Entries taken from a collection

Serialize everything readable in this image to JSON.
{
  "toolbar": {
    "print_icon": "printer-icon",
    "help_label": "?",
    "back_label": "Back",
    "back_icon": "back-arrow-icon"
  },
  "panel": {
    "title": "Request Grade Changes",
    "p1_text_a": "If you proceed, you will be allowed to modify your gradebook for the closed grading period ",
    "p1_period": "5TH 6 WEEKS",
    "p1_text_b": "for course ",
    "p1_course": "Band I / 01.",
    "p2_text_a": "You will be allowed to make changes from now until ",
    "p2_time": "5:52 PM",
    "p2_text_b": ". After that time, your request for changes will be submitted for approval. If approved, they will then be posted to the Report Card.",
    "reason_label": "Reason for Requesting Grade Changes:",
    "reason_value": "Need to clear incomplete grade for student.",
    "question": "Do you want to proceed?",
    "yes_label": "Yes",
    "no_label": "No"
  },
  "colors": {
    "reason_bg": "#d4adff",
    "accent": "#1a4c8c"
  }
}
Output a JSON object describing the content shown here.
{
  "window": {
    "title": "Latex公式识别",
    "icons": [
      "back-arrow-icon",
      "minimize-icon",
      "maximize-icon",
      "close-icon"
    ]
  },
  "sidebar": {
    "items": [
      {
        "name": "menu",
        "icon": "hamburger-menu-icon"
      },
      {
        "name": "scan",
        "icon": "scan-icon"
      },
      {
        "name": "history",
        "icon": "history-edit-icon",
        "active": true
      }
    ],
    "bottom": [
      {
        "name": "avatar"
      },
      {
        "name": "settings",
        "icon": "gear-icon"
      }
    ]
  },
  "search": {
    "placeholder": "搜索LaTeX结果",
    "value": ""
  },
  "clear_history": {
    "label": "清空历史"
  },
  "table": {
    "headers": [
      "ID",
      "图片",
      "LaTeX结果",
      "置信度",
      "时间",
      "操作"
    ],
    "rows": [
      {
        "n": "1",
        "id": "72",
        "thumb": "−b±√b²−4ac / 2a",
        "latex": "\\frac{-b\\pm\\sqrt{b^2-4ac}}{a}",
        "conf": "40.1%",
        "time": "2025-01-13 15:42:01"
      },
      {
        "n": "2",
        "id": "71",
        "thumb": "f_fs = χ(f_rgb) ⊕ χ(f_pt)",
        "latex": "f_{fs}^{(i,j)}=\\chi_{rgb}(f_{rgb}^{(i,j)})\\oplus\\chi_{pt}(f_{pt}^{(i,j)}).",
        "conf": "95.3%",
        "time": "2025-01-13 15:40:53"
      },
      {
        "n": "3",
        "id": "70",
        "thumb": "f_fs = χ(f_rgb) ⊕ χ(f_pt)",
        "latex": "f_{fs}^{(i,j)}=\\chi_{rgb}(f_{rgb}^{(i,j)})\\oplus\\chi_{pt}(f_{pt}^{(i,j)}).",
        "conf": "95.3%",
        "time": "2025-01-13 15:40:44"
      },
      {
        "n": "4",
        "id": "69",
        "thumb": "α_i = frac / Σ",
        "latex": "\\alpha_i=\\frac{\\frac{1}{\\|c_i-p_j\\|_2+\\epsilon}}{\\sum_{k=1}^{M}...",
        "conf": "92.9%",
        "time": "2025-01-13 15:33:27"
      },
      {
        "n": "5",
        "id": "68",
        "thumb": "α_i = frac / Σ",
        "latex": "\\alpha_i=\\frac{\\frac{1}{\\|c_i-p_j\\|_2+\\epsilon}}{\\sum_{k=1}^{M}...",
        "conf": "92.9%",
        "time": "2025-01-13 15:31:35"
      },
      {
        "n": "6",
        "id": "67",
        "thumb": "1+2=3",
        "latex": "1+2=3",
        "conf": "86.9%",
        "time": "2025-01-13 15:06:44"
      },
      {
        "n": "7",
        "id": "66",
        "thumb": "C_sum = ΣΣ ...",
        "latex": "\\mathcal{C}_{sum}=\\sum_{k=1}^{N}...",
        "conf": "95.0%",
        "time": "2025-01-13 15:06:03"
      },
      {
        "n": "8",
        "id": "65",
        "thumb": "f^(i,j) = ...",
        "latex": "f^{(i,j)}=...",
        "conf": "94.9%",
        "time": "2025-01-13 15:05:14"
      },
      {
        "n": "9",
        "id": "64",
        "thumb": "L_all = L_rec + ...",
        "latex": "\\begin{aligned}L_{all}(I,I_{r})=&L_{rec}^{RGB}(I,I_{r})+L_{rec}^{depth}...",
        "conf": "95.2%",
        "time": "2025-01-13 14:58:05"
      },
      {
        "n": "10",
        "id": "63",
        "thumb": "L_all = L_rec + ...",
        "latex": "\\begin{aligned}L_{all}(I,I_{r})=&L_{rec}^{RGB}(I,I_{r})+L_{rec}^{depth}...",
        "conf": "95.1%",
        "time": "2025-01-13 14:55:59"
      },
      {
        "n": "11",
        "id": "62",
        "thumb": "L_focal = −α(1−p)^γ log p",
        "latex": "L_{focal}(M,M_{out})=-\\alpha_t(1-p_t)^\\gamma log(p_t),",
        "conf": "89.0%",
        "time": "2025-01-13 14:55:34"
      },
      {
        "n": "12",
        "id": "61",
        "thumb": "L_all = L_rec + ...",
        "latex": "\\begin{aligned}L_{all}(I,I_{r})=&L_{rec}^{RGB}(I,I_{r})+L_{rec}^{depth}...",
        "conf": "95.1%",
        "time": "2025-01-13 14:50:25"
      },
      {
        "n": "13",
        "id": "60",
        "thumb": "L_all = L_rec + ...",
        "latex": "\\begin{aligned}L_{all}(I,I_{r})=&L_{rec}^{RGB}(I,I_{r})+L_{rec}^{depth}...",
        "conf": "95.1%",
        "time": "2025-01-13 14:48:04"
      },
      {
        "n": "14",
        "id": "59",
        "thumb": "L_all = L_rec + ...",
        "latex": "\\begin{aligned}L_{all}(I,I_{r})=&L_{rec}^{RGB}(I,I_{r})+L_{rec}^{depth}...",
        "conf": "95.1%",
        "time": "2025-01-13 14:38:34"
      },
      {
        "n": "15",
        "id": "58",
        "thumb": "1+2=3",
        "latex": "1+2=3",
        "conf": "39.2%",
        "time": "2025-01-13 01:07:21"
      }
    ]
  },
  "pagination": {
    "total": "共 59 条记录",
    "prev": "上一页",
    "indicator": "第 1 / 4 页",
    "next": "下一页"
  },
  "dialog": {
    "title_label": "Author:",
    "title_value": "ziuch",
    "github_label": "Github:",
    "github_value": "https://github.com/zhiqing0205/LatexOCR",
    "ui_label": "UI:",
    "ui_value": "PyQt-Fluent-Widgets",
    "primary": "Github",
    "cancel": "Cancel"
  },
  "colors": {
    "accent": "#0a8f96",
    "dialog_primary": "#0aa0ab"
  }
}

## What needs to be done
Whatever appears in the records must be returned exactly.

## Result of the task
Serialize everything readable in this image to JSON.
{
  "toolbar": {
    "print_icon": "printer-icon",
    "help_label": "?",
    "back_label": "Back",
    "back_icon": "back-arrow-icon"
  },
  "panel": {
    "title": "Request Grade Changes",
    "p1_text_a": "If you proceed, you will be allowed to modify your gradebook for the closed grading period ",
    "p1_period": "5TH 6 WEEKS",
    "p1_text_b": "for course ",
    "p1_course": "Band I / 01.",
    "p2_text_a": "You will be allowed to make changes from now until ",
    "p2_time": "5:52 PM",
    "p2_text_b": ". After that time, your request for changes will be submitted for approval. If approved, they will then be posted to the Report Card.",
    "reason_label": "Reason for Requesting Grade Changes:",
    "reason_value": "Need to clear incomplete grade for student.",
    "question": "Do you want to proceed?",
    "yes_label": "Yes",
    "no_label": "No"
  },
  "colors": {
    "reason_bg": "#d4adff",
    "accent": "#1a4c8c"
  }
}
Output a JSON object describing the content shown here.
{
  "window": {
    "title": "Latex公式识别",
    "icons": [
      "back-arrow-icon",
      "minimize-icon",
      "maximize-icon",
      "close-icon"
    ]
  },
  "sidebar": {
    "items": [
      {
        "name": "menu",
        "icon": "hamburger-menu-icon"
      },
      {
        "name": "scan",
        "icon": "scan-icon"
      },
      {
        "name": "history",
        "icon": "history-edit-icon",
        "active": true
      }
    ],
    "bottom": [
      {
        "name": "avatar"
      },
      {
        "name": "settings",
        "icon": "gear-icon"
      }
    ]
  },
  "search": {
    "placeholder": "搜索LaTeX结果",
    "value": ""
  },
  "clear_history": {
    "label": "清空历史"
  },
  "table": {
    "headers": [
      "ID",
      "图片",
      "LaTeX结果",
      "置信度",
      "时间",
      "操作"
    ],
    "rows": [
      {
        "n": "1",
        "id": "72",
        "thumb": "−b±√b²−4ac / 2a",
        "latex": "\\frac{-b\\pm\\sqrt{b^2-4ac}}{a}",
        "conf": "40.1%",
        "time": "2025-01-13 15:42:01"
      },
      {
        "n": "2",
        "id": "71",
        "thumb": "f_fs = χ(f_rgb) ⊕ χ(f_pt)",
        "latex": "f_{fs}^{(i,j)}=\\chi_{rgb}(f_{rgb}^{(i,j)})\\oplus\\chi_{pt}(f_{pt}^{(i,j)}).",
        "conf": "95.3%",
        "time": "2025-01-13 15:40:53"
      },
      {
        "n": "3",
        "id": "70",
        "thumb": "f_fs = χ(f_rgb) ⊕ χ(f_pt)",
        "latex": "f_{fs}^{(i,j)}=\\chi_{rgb}(f_{rgb}^{(i,j)})\\oplus\\chi_{pt}(f_{pt}^{(i,j)}).",
        "conf": "95.3%",
        "time": "2025-01-13 15:40:44"
      },
      {
        "n": "4",
        "id": "69",
        "thumb": "α_i = frac / Σ",
        "latex": "\\alpha_i=\\frac{\\frac{1}{\\|c_i-p_j\\|_2+\\epsilon}}{\\sum_{k=1}^{M}...",
        "conf": "92.9%",
        "time": "2025-01-13 15:33:27"
      },
      {
        "n": "5",
        "id": "68",
        "thumb": "α_i = frac / Σ",
        "latex": "\\alpha_i=\\frac{\\frac{1}{\\|c_i-p_j\\|_2+\\epsilon}}{\\sum_{k=1}^{M}...",
        "conf": "92.9%",
        "time": "2025-01-13 15:31:35"
      },
      {
        "n": "6",
        "id": "67",
        "thumb": "1+2=3",
        "latex": "1+2=3",
        "conf": "86.9%",
        "time": "2025-01-13 15:06:44"
      },
      {
        "n": "7",
        "id": "66",
        "thumb": "C_sum = ΣΣ ...",
        "latex": "\\mathcal{C}_{sum}=\\sum_{k=1}^{N}...",
        "conf": "95.0%",
        "time": "2025-01-13 15:06:03"
      },
      {
        "n": "8",
        "id": "65",
        "thumb": "f^(i,j) = ...",
        "latex": "f^{(i,j)}=...",
        "conf": "94.9%",
        "time": "2025-01-13 15:05:14"
      },
      {
        "n": "9",
        "id": "64",
        "thumb": "L_all = L_rec + ...",
        "latex": "\\begin{aligned}L_{all}(I,I_{r})=&L_{rec}^{RGB}(I,I_{r})+L_{rec}^{depth}...",
        "conf": "95.2%",
        "time": "2025-01-13 14:58:05"
      },
      {
        "n": "10",
        "id": "63",
        "thumb": "L_all = L_rec + ...",
        "latex": "\\begin{aligned}L_{all}(I,I_{r})=&L_{rec}^{RGB}(I,I_{r})+L_{rec}^{depth}...",
        "conf": "95.1%",
        "time": "2025-01-13 14:55:59"
      },
      {
        "n": "11",
        "id": "62",
        "thumb": "L_focal = −α(1−p)^γ log p",
        "latex": "L_{focal}(M,M_{out})=-\\alpha_t(1-p_t)^\\gamma log(p_t),",
        "conf": "89.0%",
        "time": "2025-01-13 14:55:34"
      },
      {
        "n": "12",
        "id": "61",
        "thumb": "L_all = L_rec + ...",
        "latex": "\\begin{aligned}L_{all}(I,I_{r})=&L_{rec}^{RGB}(I,I_{r})+L_{rec}^{depth}...",
        "conf": "95.1%",
        "time": "2025-01-13 14:50:25"
      },
      {
        "n": "13",
        "id": "60",
        "thumb": "L_all = L_rec + ...",
        "latex": "\\begin{aligned}L_{all}(I,I_{r})=&L_{rec}^{RGB}(I,I_{r})+L_{rec}^{depth}...",
        "conf": "95.1%",
        "time": "2025-01-13 14:48:04"
      },
      {
        "n": "14",
        "id": "59",
        "thumb": "L_all = L_rec + ...",
        "latex": "\\begin{aligned}L_{all}(I,I_{r})=&L_{rec}^{RGB}(I,I_{r})+L_{rec}^{depth}...",
        "conf": "95.1%",
        "time": "2025-01-13 14:38:34"
      },
      {
        "n": "15",
        "id": "58",
        "thumb": "1+2=3",
        "latex": "1+2=3",
        "conf": "39.2%",
        "time": "2025-01-13 01:07:21"
      }
    ]
  },
  "pagination": {
    "total": "共 59 条记录",
    "prev": "上一页",
    "indicator": "第 1 / 4 页",
    "next": "下一页"
  },
  "dialog": {
    "title_label": "Author:",
    "title_value": "ziuch",
    "github_label": "Github:",
    "github_value": "https://github.com/zhiqing0205/LatexOCR",
    "ui_label": "UI:",
    "ui_value": "PyQt-Fluent-Widgets",
    "primary": "Github",
    "cancel": "Cancel"
  },
  "colors": {
    "accent": "#0a8f96",
    "dialog_primary": "#0aa0ab"
  }
}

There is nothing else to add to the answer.